Mar 06



When children misarticulate /s/, it is often in one of two ways:

-a frontal lisp (or ‘interdental lisp), occurs when the tongue comes out between the teeth (much like a ‘th’ sound).

-a lateral lisp, occurs when air comes out of the sides of the mouth rather than through the front of the mouth causing a slushy, distorted sounding /s/.

  • For a frontal lisp, encourage, teach or train the child to keep his/her ‘teeth together’. The following post from experienced speech-language pathologists offer great advice and tips:                                           (Exclusive /s/ technique)

  • For a lateral lisp, teach the child to direct the air though the front of the mouth. Some suggested strategies include ‘shaping the tongue like a butterfly’:

Butter fly position:

https://speech-language                                                     option=com_content&view=article&id=48:butterfly&catid=11:admin

or using a bite block:


For the /z/ sound, Carrie Clark from says to “use the same cues as /s/ but this time your child will need to hum or turn her voice on.  You can have her practice turning her voice on by humming a tune while saying the /s/ sound.”


To practice ‘th’ sounds, it is important for the child to protrude his/her tongue out between his teeth.  This is the only time the child is allowed to ‘stick out your tongue’!


To learn more about how to make the ‘th’ sounds, visit:

It’s always worthwhile to practice your child’s speech sounds at home.

Visit for well prepared materials to help your child practice his/her targeted speech sounds.

As always, if you have any questions or concerns about your child’s speech practice, talk with your school speech and language pathologist!

Jan 31

Articulation – /b/ and /p/


To produce the /b/ sound, use the following cues with your child.

  • Watch My Mouth (this will help him see what your lips are doing)
  • Put your lips together
  • Make your lips pop
  • Make your voice hum/Turn your voice on

Help your child push his lips together with his fingers if he’s having trouble getting them closed

If your child is having trouble with /p/, use the same cues as for /b/ but you will not tell her to turn her voice on.  You can have her whisper the sound if she’s making it sound like a /b/ instead of a /p/.
Jan 31

Articulation – /t/ and /d/

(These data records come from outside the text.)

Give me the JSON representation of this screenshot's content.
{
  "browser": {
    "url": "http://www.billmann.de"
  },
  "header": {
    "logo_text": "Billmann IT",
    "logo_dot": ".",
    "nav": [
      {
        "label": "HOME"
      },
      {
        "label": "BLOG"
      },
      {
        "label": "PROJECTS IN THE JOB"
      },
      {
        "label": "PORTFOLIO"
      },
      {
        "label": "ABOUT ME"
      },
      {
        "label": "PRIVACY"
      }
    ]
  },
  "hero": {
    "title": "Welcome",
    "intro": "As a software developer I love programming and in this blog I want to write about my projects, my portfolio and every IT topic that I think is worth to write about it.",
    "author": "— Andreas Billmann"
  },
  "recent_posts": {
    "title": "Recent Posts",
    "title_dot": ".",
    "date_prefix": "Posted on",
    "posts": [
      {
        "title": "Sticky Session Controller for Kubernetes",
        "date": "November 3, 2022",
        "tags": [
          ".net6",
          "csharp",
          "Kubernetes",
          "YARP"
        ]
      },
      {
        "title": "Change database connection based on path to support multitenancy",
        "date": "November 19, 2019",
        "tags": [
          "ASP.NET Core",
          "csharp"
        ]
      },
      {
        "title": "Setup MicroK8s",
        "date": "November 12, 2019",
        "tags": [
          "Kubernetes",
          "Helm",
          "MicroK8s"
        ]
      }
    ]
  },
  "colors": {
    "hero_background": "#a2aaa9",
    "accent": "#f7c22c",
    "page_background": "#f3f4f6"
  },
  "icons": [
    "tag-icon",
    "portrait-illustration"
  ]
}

To produce the /t/ sound, have your child tap her tongue right behind her top, front teeth.  If your child is having trouble figuring out where to produce the /t/ sound, have your child tap her tongue right behind her top, front teeth.  If your child is having trouble figuring out where to put her tongue, use these techniques to show her the right place.

Touch the spot right behind the top, front teeth with a popsicle stick or sucker.  Then tell her to put her tongue in the same spot.

Put a sticky food, like peanut butter or marshmallow cream, on the spot right behind her top, front teeth.  Then, have her lick it off.  When you are describing that spot again, call it the sticky spot.


To produce the /d/ sound, you can use the same cues as the /t/ sound, but your child will need to turn his voice on.  Tell him this is the loud one.
Nov 08

Articulation Modeling

Each speech sound is produced differently with different parts of the mouth (tongues, lips, teeth).  For some kids, it is difficult to get their tongue in the right place to correctly produce a particular sound.  For most sounds you can easily show the child where to place their tongue or how to form their lips, for others it’s difficult to see inside someones mouth to see what they are doing.  A great visual resource to see how different speech sounds are produced in the mouth is the University of Iowa website:
Apr 29

ASHA Speech Sound Disorders: Articulation and Phonology

Most children make some mistakes as they learn to say new words. A speech sound disorder occurs when mistakes continue past a certain age. Every sound has a different range of ages when the child should make the sound correctly. Speech sound disorders include problems with articulation (making sounds) and phonological processes (sound patterns).

ASHA: Speech Sound Disorders